[Stored data]
########
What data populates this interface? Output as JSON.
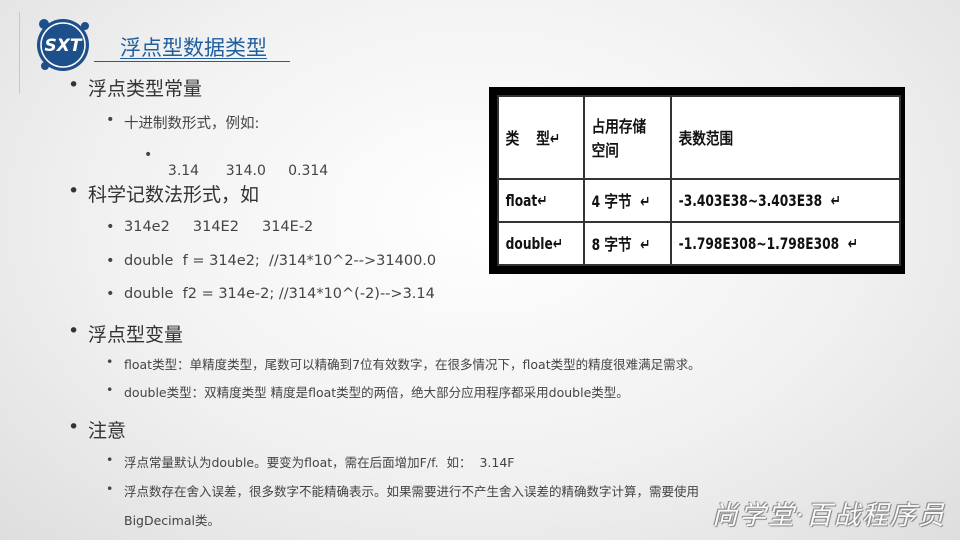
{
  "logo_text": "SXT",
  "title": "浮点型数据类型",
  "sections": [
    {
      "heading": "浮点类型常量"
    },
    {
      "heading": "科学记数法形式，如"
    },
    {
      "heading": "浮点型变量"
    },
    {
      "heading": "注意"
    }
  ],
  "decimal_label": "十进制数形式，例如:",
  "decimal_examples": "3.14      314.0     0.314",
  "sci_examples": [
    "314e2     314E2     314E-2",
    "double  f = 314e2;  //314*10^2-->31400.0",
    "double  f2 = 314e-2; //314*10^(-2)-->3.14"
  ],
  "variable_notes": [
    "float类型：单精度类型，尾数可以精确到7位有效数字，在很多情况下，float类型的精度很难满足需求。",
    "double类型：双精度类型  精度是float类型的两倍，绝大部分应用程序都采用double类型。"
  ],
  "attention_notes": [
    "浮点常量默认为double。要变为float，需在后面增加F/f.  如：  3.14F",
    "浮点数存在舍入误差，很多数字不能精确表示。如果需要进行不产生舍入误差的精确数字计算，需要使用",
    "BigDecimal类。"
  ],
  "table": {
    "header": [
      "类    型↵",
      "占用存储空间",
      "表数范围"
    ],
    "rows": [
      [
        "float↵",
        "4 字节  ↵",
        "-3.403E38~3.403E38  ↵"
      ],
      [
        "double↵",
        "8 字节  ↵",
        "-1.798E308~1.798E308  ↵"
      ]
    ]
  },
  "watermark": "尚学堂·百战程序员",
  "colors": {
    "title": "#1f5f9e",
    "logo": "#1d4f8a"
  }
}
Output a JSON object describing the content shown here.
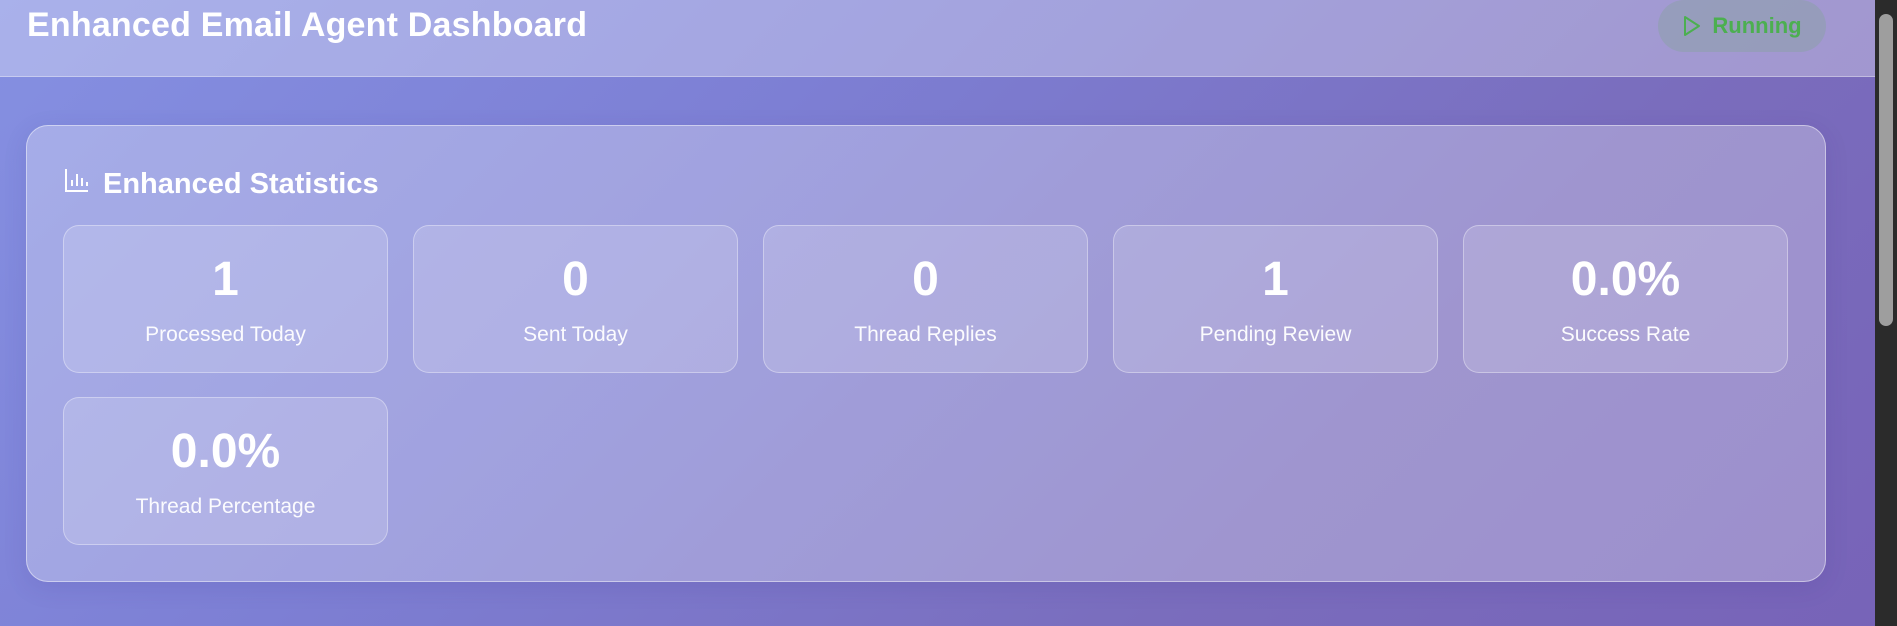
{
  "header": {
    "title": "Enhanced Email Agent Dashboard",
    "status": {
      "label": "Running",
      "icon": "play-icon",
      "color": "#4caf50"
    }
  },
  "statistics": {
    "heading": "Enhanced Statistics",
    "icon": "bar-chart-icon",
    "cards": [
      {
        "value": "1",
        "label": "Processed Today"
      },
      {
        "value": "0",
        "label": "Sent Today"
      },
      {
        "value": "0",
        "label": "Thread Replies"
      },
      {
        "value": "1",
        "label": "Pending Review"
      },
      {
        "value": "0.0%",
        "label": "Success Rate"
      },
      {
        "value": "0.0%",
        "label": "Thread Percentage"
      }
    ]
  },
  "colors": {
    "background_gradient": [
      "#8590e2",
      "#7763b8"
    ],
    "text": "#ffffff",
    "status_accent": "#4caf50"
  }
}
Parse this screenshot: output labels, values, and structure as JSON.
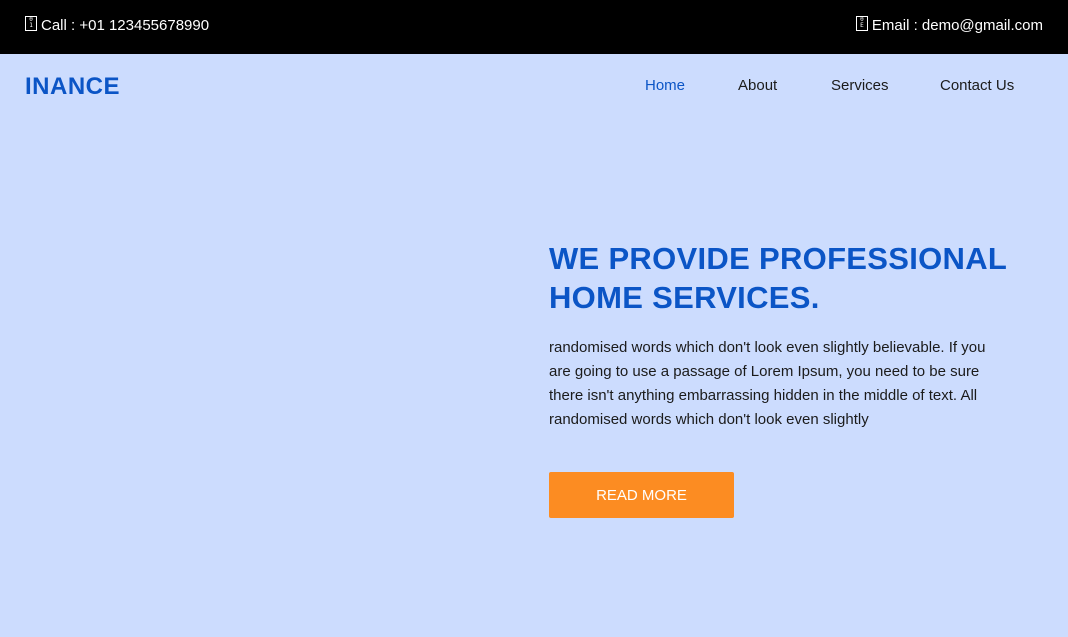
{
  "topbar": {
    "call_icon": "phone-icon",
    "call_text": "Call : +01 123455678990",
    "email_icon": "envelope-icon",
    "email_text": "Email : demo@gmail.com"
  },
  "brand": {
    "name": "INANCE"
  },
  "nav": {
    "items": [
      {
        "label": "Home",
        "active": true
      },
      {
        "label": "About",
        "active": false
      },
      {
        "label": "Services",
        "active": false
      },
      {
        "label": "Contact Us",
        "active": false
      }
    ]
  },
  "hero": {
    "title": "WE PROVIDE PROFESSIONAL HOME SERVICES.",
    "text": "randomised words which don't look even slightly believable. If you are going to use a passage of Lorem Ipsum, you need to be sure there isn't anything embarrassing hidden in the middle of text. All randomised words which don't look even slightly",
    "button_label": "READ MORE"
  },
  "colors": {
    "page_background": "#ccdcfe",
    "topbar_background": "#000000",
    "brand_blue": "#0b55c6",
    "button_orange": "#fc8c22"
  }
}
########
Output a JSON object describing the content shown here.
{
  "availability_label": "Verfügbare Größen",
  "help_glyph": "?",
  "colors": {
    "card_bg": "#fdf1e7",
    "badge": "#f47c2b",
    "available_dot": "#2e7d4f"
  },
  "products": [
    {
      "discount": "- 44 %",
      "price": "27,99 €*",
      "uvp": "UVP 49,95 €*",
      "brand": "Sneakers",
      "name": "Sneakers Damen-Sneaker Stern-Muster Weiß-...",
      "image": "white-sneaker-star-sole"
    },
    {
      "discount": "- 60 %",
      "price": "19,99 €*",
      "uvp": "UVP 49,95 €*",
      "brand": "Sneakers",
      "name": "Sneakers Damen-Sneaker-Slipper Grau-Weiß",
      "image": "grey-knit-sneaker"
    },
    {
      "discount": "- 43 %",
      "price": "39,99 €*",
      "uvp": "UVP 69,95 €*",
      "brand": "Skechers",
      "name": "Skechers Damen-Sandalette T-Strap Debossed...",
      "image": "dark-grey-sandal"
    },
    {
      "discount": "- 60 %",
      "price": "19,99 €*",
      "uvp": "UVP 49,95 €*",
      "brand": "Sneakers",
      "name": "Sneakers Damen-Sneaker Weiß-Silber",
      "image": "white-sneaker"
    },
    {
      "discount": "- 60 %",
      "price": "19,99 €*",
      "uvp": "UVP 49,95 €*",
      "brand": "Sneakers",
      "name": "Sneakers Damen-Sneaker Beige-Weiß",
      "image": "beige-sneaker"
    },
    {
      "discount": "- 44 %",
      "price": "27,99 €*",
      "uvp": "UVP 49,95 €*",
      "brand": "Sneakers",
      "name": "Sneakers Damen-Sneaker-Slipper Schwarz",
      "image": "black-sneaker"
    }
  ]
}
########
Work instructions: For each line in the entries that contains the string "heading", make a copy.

Written answer:
      "heading": "浮点类型常量"
      "heading": "科学记数法形式，如"
      "heading": "浮点型变量"
      "heading": "注意"
    "heading": "Enhanced Statistics",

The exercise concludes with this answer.